10:00:00 AM - 12:00:00 PM
Room Hall B2-Area B
Use of the Jaw Elevation Device in Deep Sedation
Erik E. Davila-Moriel, M.D., Judd A. Whiting, M.D.
Naval Medical Center San Diego, San Diego, California, United States
Disclosures: E.E. Davila-Moriel: None. J.A. Whiting: None.
Introduction : Maintaining a patent airway is a constant concern to

anesthesia providers performing deep sedation cases. The doses of medications often required for

the desired level of sedation frequently result in airway occlusion and apnea. Opening the occluded airway requires the use

of an invasive airway device, (e.g Intubation, laryngeal mask airway, oral

airway or nasal airway) or the application of a jaw thrust maneuver. When the provider releases the jaw thrust to

attend to other anesthetic and monitoring duties, the patient may not have

adequate ventilation and the patient’s oxygen saturation can fall producing

hypoxemia. Airway management devices currently available require deeper levels

of sedation to be tolerated by patients. To avoid the need for internal airway

devices, providers attempt to carefully adjust the level of sedation so that no

airway support is required. Unfortunately, this often results in an

uncomfortable patient or one who is moving too much to successfully carry out

the procedure. The Jaw Elevation Device

(JED) is an external device that is designed to assist providers in maintaining

a patent airway. By duplicating the jaw

thrust maneuver, the JED maintains a patent airway, allowing anesthesia

providers to attend to other duties associated with anesthesia administration

in a hands free manner during moderate and deep sedation.


: Our study involves the

observation of the JED being used during deep sedation cases in adult female

patients undergoing egg retrieval for infertility. IRB approval was obtained to enroll 50

patients for an observational prospective study. The anesthesia provider for

each case was allowed to choose the anesthetic technique based on their

clinical judgment. If the patient became apneic, a jaw thrust was performed to

relieve the obstruction followed by immediate placement of the JED. Data points observed included: sedation

length, medications used, time until obstruction, success of JED placement, duration

of JED use, number of JED adjustments after placement, use of additional airway
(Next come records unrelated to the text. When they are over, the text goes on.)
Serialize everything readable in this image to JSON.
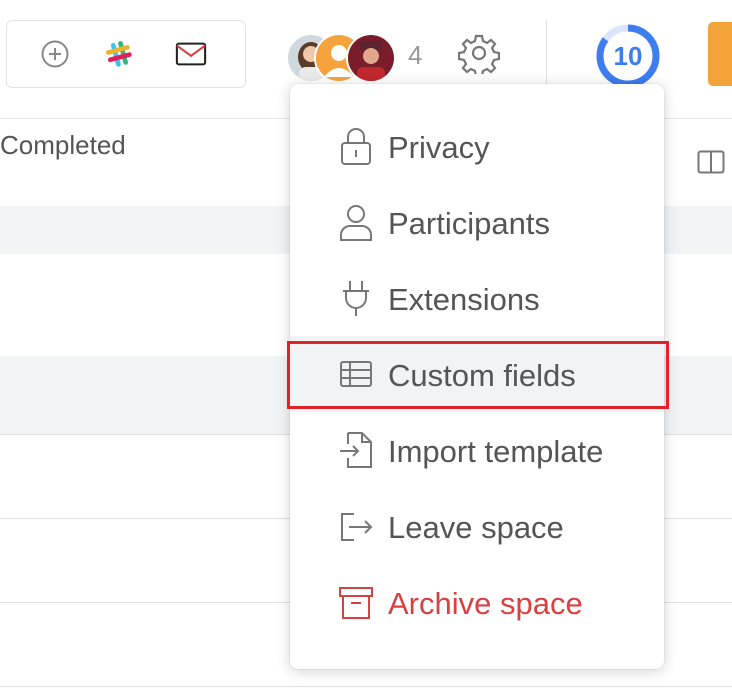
{
  "toolbar": {
    "add_icon": "plus-circle-icon",
    "slack_icon": "slack-icon",
    "mail_icon": "mail-icon"
  },
  "participants": {
    "count": "4"
  },
  "settings_icon": "gear-icon",
  "progress_badge": {
    "value": "10",
    "progress": 0.85,
    "color": "#3d7df0"
  },
  "table": {
    "column_header": "Completed"
  },
  "menu": {
    "items": [
      {
        "label": "Privacy",
        "icon": "lock-icon"
      },
      {
        "label": "Participants",
        "icon": "user-icon"
      },
      {
        "label": "Extensions",
        "icon": "plug-icon"
      },
      {
        "label": "Custom fields",
        "icon": "table-icon",
        "highlighted": true
      },
      {
        "label": "Import template",
        "icon": "import-file-icon"
      },
      {
        "label": "Leave space",
        "icon": "exit-icon"
      },
      {
        "label": "Archive space",
        "icon": "archive-icon",
        "color": "#d94040"
      }
    ]
  },
  "colors": {
    "danger": "#d94040",
    "highlight_border": "#e0232b",
    "accent_orange": "#f2a33a",
    "accent_blue": "#3d7df0"
  }
}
devices, and conversion to general anesthesia.

Results : Of the 50 patients

enrolled, 31 patient’s airway obstructed.

The JED was used in 28 cases of these cases. 8 of the 28 cases utilizing the JED required

additional airway adjustment (28.5%). An
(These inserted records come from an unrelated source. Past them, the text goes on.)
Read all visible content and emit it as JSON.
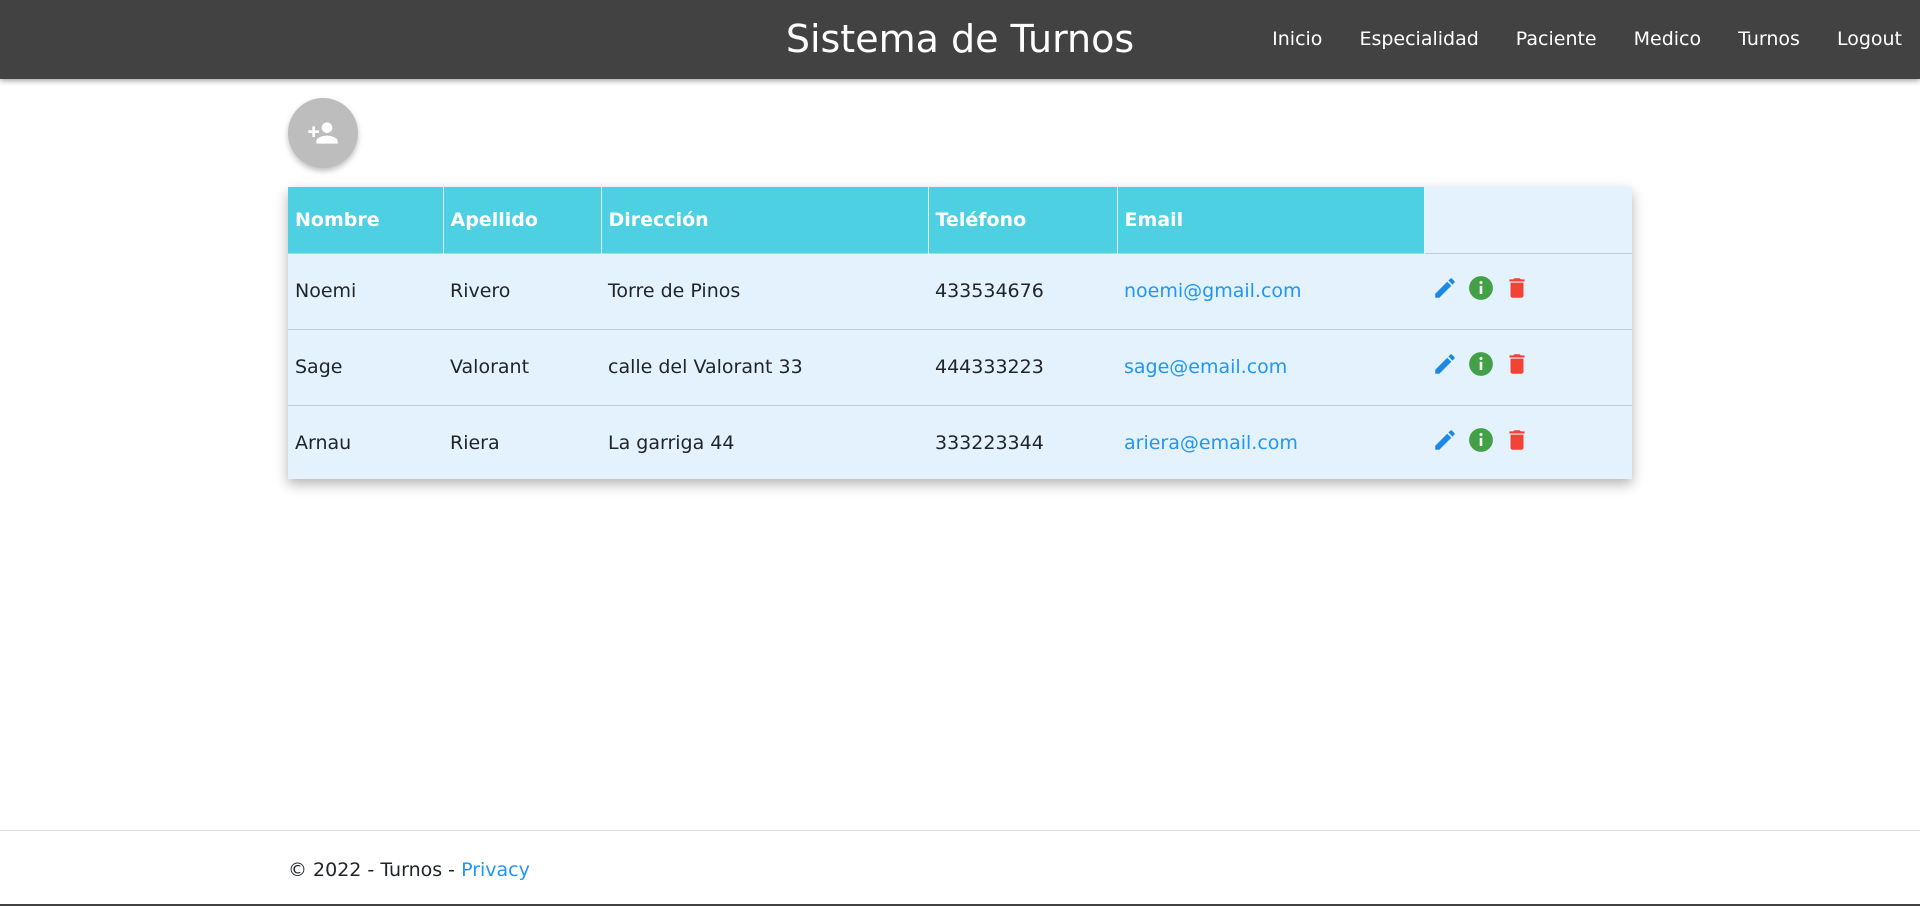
{
  "header": {
    "brand": "Sistema de Turnos",
    "nav": [
      "Inicio",
      "Especialidad",
      "Paciente",
      "Medico",
      "Turnos",
      "Logout"
    ]
  },
  "add_button": {
    "icon": "person-add-icon"
  },
  "table": {
    "headers": [
      "Nombre",
      "Apellido",
      "Dirección",
      "Teléfono",
      "Email"
    ],
    "rows": [
      {
        "nombre": "Noemi",
        "apellido": "Rivero",
        "direccion": "Torre de Pinos",
        "telefono": "433534676",
        "email": "noemi@gmail.com"
      },
      {
        "nombre": "Sage",
        "apellido": "Valorant",
        "direccion": "calle del Valorant 33",
        "telefono": "444333223",
        "email": "sage@email.com"
      },
      {
        "nombre": "Arnau",
        "apellido": "Riera",
        "direccion": "La garriga 44",
        "telefono": "333223344",
        "email": "ariera@email.com"
      }
    ],
    "action_icons": [
      "edit-icon",
      "info-icon",
      "delete-icon"
    ]
  },
  "footer": {
    "copyright": "© 2022 - Turnos - ",
    "privacy_link": "Privacy"
  },
  "colors": {
    "navbar": "#424242",
    "header_cell": "#4dd0e1",
    "table_bg": "#e3f2fd",
    "link": "#2196f3",
    "edit": "#1e88e5",
    "info": "#43a047",
    "delete": "#f44336",
    "add_button": "#bdbdbd"
  }
}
average of one adjustment was required after JED placement. One case required the use of an additional

airway device, and no cases converted to general anesthesia (LMA/ET


Conclusion : It appears that the JED

is a useful airway adjunct that successfully maintains a patent airway during

deep sedation with minimal additional input for the anesthesia provider. The JED requires minimal additional

adjustment, freeing the anesthesia provider to attend to other patient needs

during the cases. Further study is

needed before any generalizable conclusions or comparisons to other airway

devices can be made.

Copyright © 2015 American Society of Anesthesiologists